(Provided records)

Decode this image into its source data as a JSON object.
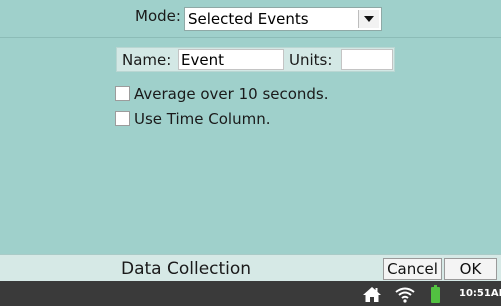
{
  "mode": {
    "label": "Mode:",
    "selected": "Selected Events",
    "icon": "chevron-down-icon"
  },
  "event_fields": {
    "name_label": "Name:",
    "name_value": "Event",
    "units_label": "Units:",
    "units_value": ""
  },
  "options": [
    {
      "label": "Average over 10 seconds.",
      "checked": false
    },
    {
      "label": "Use Time Column.",
      "checked": false
    }
  ],
  "toolbar": {
    "title": "Data Collection",
    "cancel_label": "Cancel",
    "ok_label": "OK"
  },
  "status_bar": {
    "icons": [
      "home-icon",
      "wifi-icon",
      "battery-icon"
    ],
    "time": "10:51AM"
  },
  "colors": {
    "background": "#9fd0cb",
    "toolbar": "#d6e9e6",
    "status_bar": "#3a3a3a",
    "battery": "#52c141"
  }
}
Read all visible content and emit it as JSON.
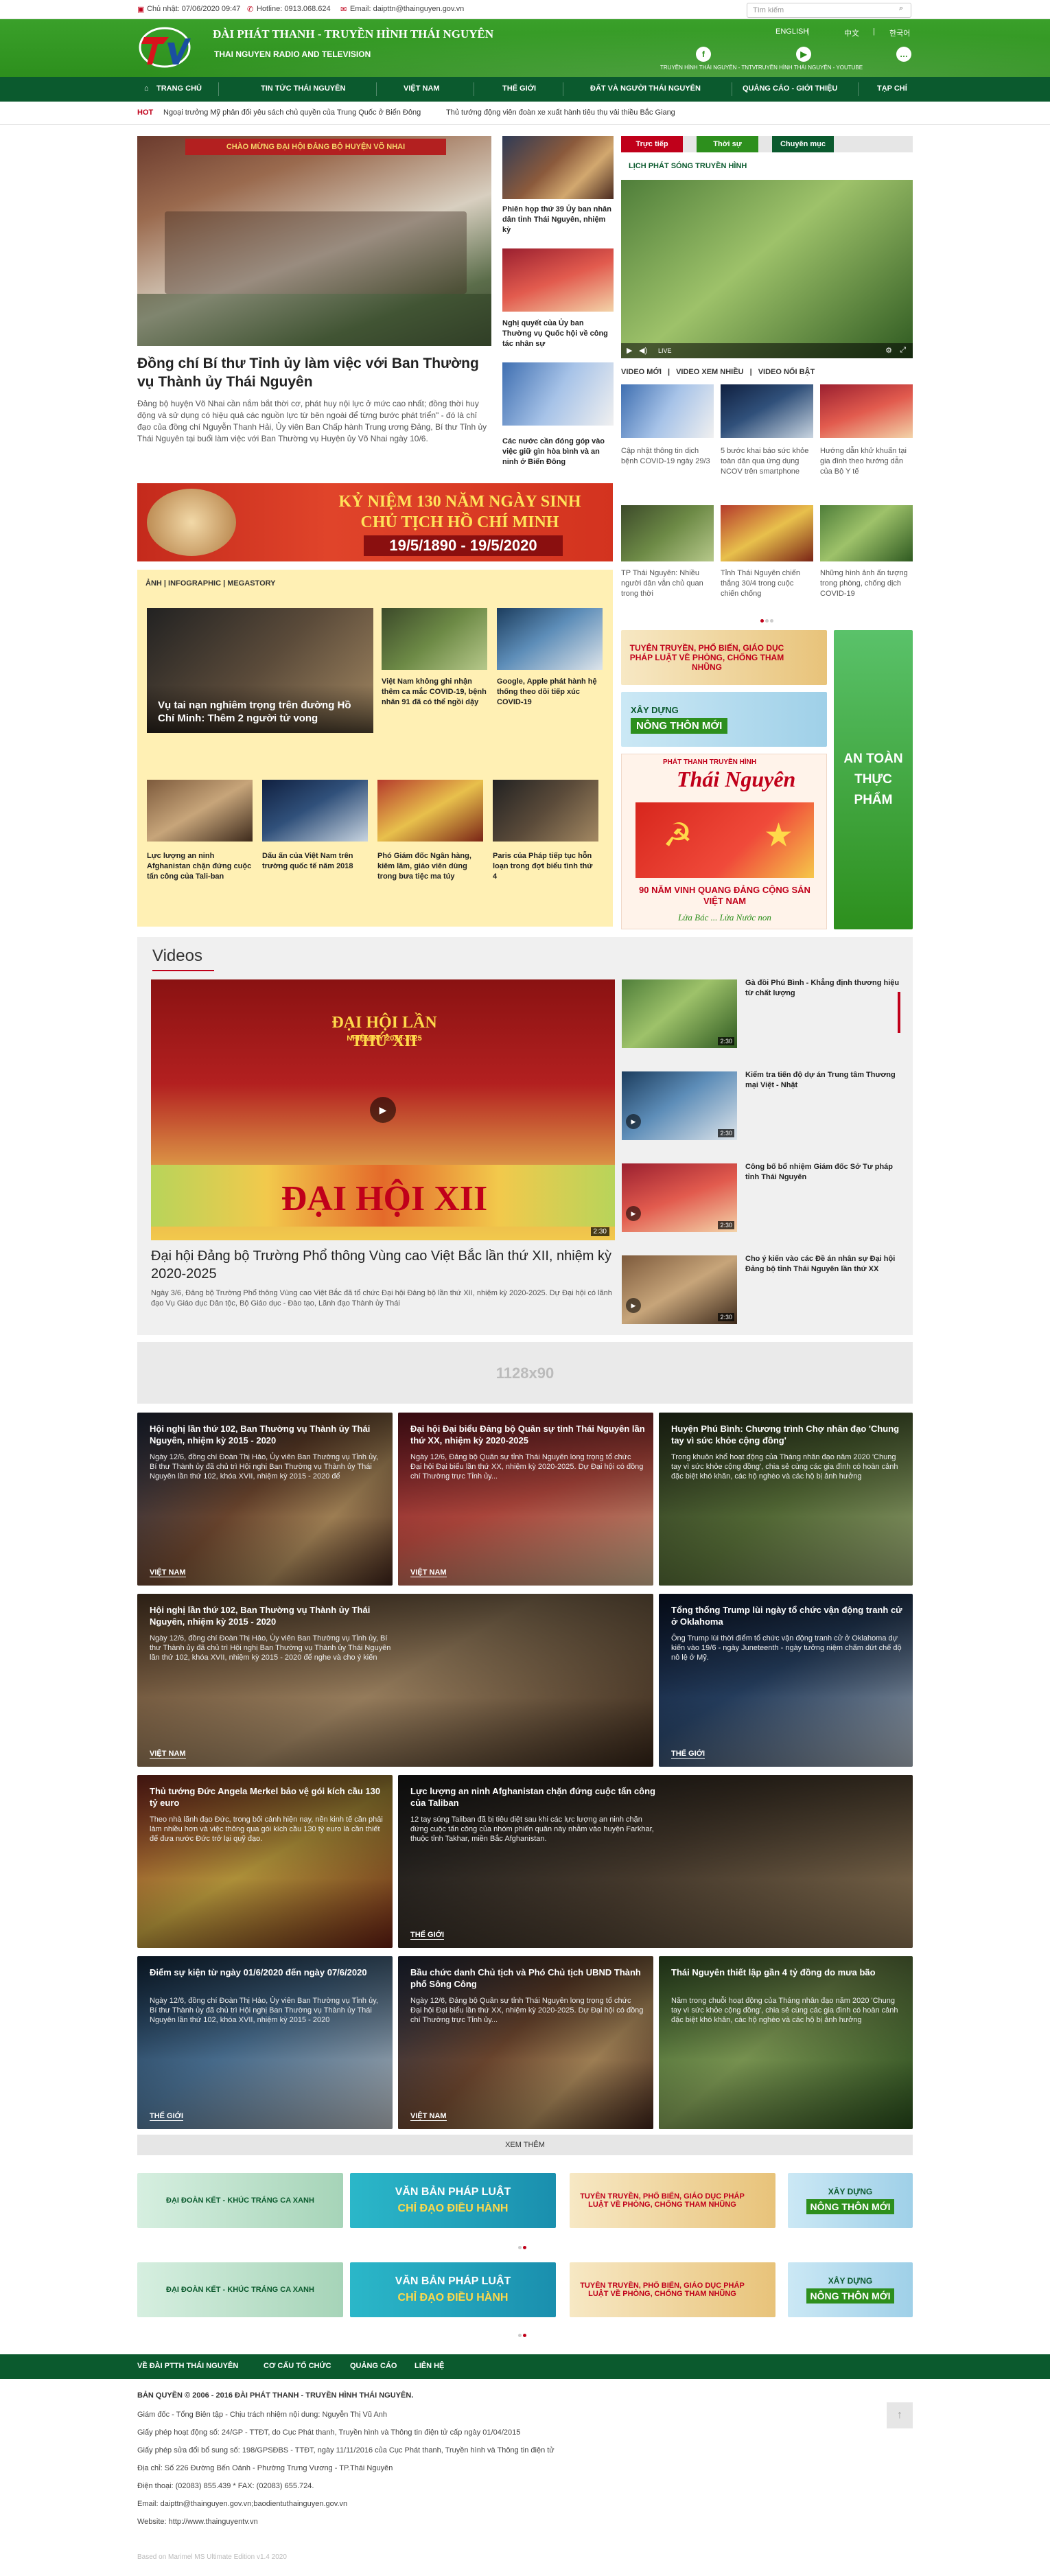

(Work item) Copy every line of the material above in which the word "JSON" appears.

(Answer box)
Decode this image into its source data as a JSON object.
Read all visible content and emit it as JSON.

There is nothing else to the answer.